What are the symptoms of spondylosis?

In addition to neck and back pain, spondylosis can cause the following symptoms:

  • Stiffness
  • Muscle weakness
  • Numbness
  • Tingling sensations

Because other medical conditions can cause these symptoms as well, it’s important to receive an accurate diagnosis from an orthopedic doctor before seeking spine care for spondylosis.

How is spondylosis treated?

While there is no cure for spondylosis, its symptoms can often be managed. The spine specialists at Advanced Orthopedics and Sports Medicine Institute offer a full range of spinal osteoarthritis treatment options at our state-of-the-art medical center in Freehold, NJ.

  • Resistance training with weights or rubber bands to strengthen the muscles that support the spine
  • Range-of-motion exercises to improve spinal flexibility
  • Therapeutic massage to loosen tense muscles and ease spasms
  • Cold therapy to reduce swelling
  • Heat therapy to promote relaxation
  • Transcutaneous electrical nerve stimulation (TENS) to stimulate the release of endorphins (the body’s natural pain-relieving hormones)
  • Over-the-counter or prescription-strength pain relievers and nonsteroidal anti-inflammatory drugs (NSAIDs) to alleviate painful inflammation
  • Epidural steroid injections to target severe inflammation
  • Facet thermal ablation to desensitize the affected nerves and smooth the bony projections

In most cases, spondylosis can be treated without surgery. However, if bladder or bowel function is impaired, the nervous system is damaged, or walking becomes very difficult,  spondylosis surgery option may be discussed.


If you’re experiencing spondylosis symptoms, take your first step toward finding relief by scheduling an appointment with an orthopedic spine surgeon at AOSMI in Freehold, New Jersey. After we confirm your diagnosis, we can provide personalized advice on the most appropriate type of spine care to help you feel better, faster.


What is the difference between spondylosis vs spondylolisthesis?
What are the different types of spondylosis?
What spondylosis exercises can I do at home?
What causes spondylosis pain to flare up?
What is the most common age for spondylosis?


What is the difference between spondylosis vs spondylolisthesis?

Spondylosis refers to the general degenerative changes that occur in the spine over time, including the wear and tear of spinal discs, joints, and ligaments. Spondylolisthesis, on the other hand, specifically involves the forward slippage of one vertebra over another. While spondylosis encompasses various age-related degenerative changes, spondylolisthesis is a specific condition where the slippage of a vertebra occurs due to structural defects or instability.

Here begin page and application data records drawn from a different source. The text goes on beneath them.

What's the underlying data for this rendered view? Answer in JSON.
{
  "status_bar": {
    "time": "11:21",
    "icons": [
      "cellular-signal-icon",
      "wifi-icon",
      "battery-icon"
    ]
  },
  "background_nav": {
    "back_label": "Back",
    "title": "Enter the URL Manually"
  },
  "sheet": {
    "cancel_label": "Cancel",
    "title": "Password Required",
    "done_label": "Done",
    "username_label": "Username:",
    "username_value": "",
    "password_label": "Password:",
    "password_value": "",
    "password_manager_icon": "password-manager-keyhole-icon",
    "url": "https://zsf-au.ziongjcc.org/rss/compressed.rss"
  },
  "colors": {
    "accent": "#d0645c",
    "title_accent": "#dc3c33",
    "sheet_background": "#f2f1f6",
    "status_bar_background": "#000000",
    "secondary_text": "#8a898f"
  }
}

What are the different types of spondylosis?

There are different types of spondylosis based on the affected region of the spine:

1. Cervical Spondylosis: Degeneration in the cervical spine (neck area).
2. Lumbar Spondylosis: Degeneration in the lumbar spine (lower back area).
3. Thoracic Spondylosis: Degeneration in the thoracic spine (mid-back area).

These types of spondylosis involve the breakdown of spinal discs, facet joints, and other spinal structures, leading to pain and reduced spinal function.

What spondylosis exercises can I do at home?

It’s important to consult a healthcare professional before starting any exercise program for spondylosis. However, gentle exercises that focus on improving flexibility, strengthening core muscles, and enhancing posture may be beneficial. Examples include pelvic tilts, knee-to-chest stretches, cat-cow stretches, and gentle aerobic activities like walking or swimming. A physical therapist can provide personalized guidance on safe and effective exercises.

What causes spondylosis pain to flare up?

Spondylosis pain may flare up due to various factors, including:

  • Overexertion or improper lifting techniques
  • Prolonged poor posture
  • Repetitive movements or activities that strain the spine
  • Sudden movements or trauma
  • Cold weather or changes in atmospheric pressure
  • Excessive weight gain or obesity

Identifying and avoiding triggers, maintaining proper body mechanics, and practicing a healthy lifestyle can help minimize the risk of pain flare-ups.

What is the most common age for spondylosis?

Spondylosis is a degenerative condition that becomes more common as people age. It is most prevalent in individuals over the age of 50. However, early signs of spondylosis can develop earlier, and the condition may progress over time. Factors such as genetics, lifestyle, and previous injuries can also influence the onset and progression of spondylosis.